There is mitigation, in part. New Zealand pitches have not been the green and helpful seamers of popular imagination for some time; in reality over the last decade, they’ve been as hard and flat as you would see across the Tasman. Yet this series countered that trend.
According to our PitchViz model, which uses ball-tracking data to determine the difficulty of any given pitch for batting, the two surfaces we have seen in Christchurch and Wellington have been two of the most bowler-friendly surfaces in New Zealand over the last decade. The overall PitchViz Rating for this series – 6.6 out of 10 – is the highest, and thus most difficult for batting, we have seen in New Zealand since 2010. The conditions on this tour have been extremely unpleasant for batting, evidenced further by the fact no player on either side registered an individual century.
Of course, difficult conditions needn’t be a decisive issue for India. Last year in Australia, they faced tough, lively pitches in Adelaide and Perth – particularly the latter – and competed consistently. The PitchViz model gave the surfaces in that series a rating of 7.0/10, the highest in Australia for a decade. This overall figure may have been skewed by the shirtfront over in the West and the sporting surface in South Australia, but the point stands. India’s batsmen have had success on some difficult pitches, very recently.
Equally, it wasn’t decisive for New Zealand. They were batting in these tough conditions, and despite the fact they were facing excellent bowling, Williamson and co were still able to outperform expectations. They averaged 1.87 runs-per-dismissal more than the Expected Average; they stepped up, and worked out a method to survive good bowling on helpful surfaces; they found a way, and India did not. The pitches should not have been enough to ruin their performance.
So, ultimately, India lost this series because they batted poorly, in very difficult conditions, with a plan that wasn’t suited to the challenge at hand. Some of that is in their hands, some of it isn’t.
In the key moments of the last two years, they have consistently fallen short of expectations away from home. In South Africa, at the start of 2018, they were unable to compete with the bat; in England, likewise, falling down 4-1 to a vastly inferior team; in the World Cup a year later, they faltered at the first moment of jeopardy; and now, they have faltered in New Zealand.

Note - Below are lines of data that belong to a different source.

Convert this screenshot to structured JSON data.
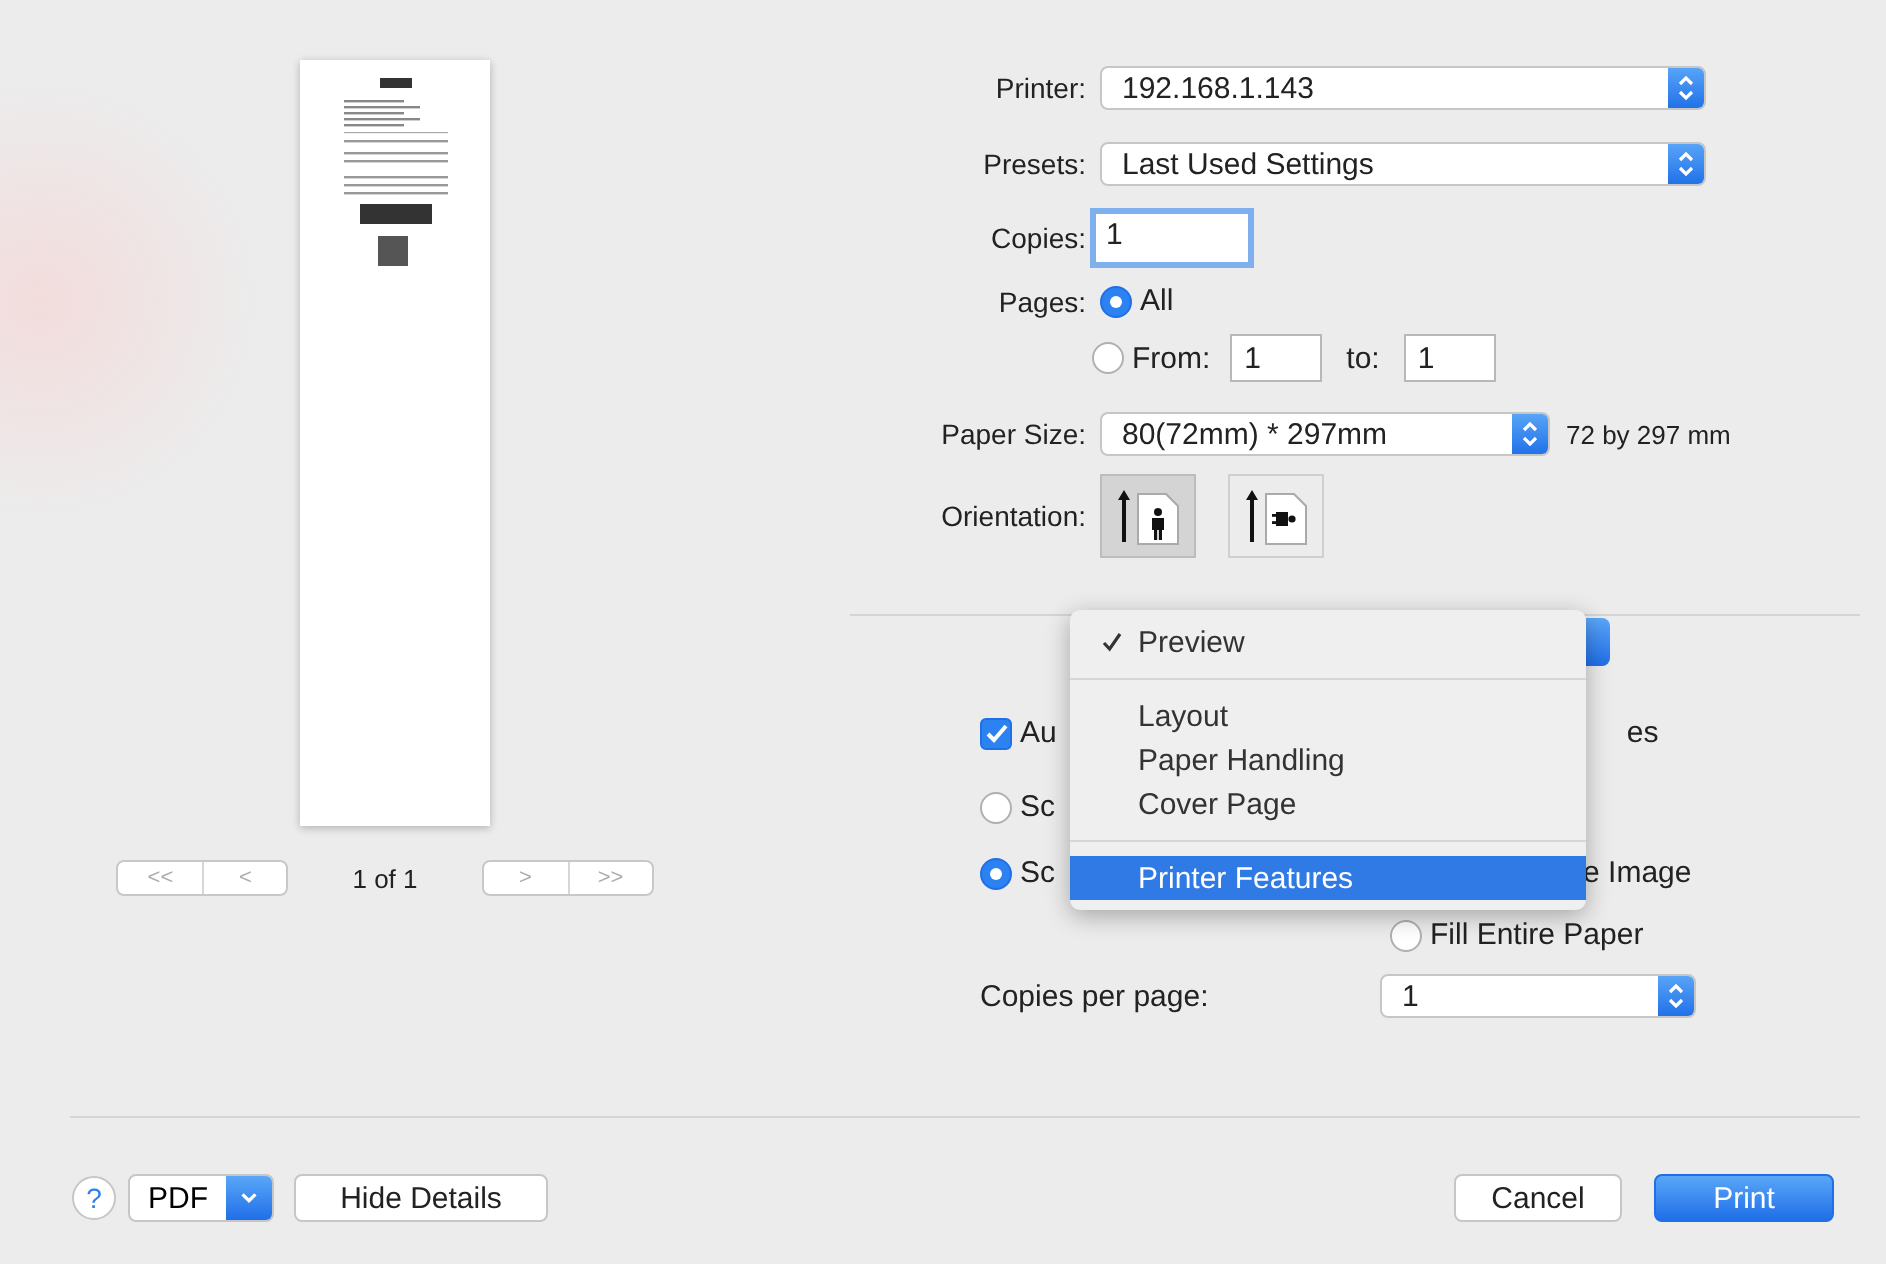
{
  "preview": {
    "page_label": "1 of 1",
    "nav_first": "<<",
    "nav_prev": "<",
    "nav_next": ">",
    "nav_last": ">>"
  },
  "form": {
    "printer": {
      "label": "Printer:",
      "value": "192.168.1.143"
    },
    "presets": {
      "label": "Presets:",
      "value": "Last Used Settings"
    },
    "copies": {
      "label": "Copies:",
      "value": "1"
    },
    "pages": {
      "label": "Pages:",
      "options": [
        {
          "label": "All",
          "selected": true
        },
        {
          "label": "From:",
          "selected": false
        }
      ],
      "from": "1",
      "to_label": "to:",
      "to": "1"
    },
    "paper_size": {
      "label": "Paper Size:",
      "value": "80(72mm) * 297mm",
      "note": "72 by 297 mm"
    },
    "orientation": {
      "label": "Orientation:",
      "options": [
        {
          "kind": "portrait",
          "selected": true
        },
        {
          "kind": "landscape",
          "selected": false
        }
      ]
    }
  },
  "section_menu": {
    "groups": [
      [
        {
          "label": "Preview",
          "checked": true,
          "selected": false
        }
      ],
      [
        {
          "label": "Layout",
          "checked": false,
          "selected": false
        },
        {
          "label": "Paper Handling",
          "checked": false,
          "selected": false
        },
        {
          "label": "Cover Page",
          "checked": false,
          "selected": false
        }
      ],
      [
        {
          "label": "Printer Features",
          "checked": false,
          "selected": true
        }
      ]
    ]
  },
  "options": {
    "auto": {
      "label_start": "Au",
      "label_end": "es",
      "checked": true
    },
    "scale": [
      {
        "label": "Sc",
        "selected": false
      },
      {
        "label": "Sc",
        "selected": true
      }
    ],
    "fit_label": "e Image",
    "fill": {
      "label": "Fill Entire Paper",
      "selected": false
    },
    "copies_per_page": {
      "label": "Copies per page:",
      "value": "1"
    }
  },
  "footer": {
    "help": "?",
    "pdf": "PDF",
    "hide_details": "Hide Details",
    "cancel": "Cancel",
    "print": "Print"
  }
}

At the time, it felt mean-spirited and misguided to suggest that the absence of David Warner and Steve Smith was the deciding factor in the 2018-19 series victory. In truth, it may still be – Pujara, Bumrah, Shami and several others were consistent and superb on that – but it feels less ridiculous to question that triumph now. It is now far more of note that the only landmark series or tournament in the last two years which Kohli’s India have won was the one where the opposition were artificially weakened to a remarkable degree.
In the last two years, 29 per cent of Tests are won by the away side, and India have won 38 per cent of their away Tests in that time. They are not incapable of qualified success on the road. But it is still of interest that one of the most well-funded, well-resourced cricket teams in the history of the game, are playing 14 Tests in Australia, New Zealand, South Africa and England, and winning just four matches. That needs to change.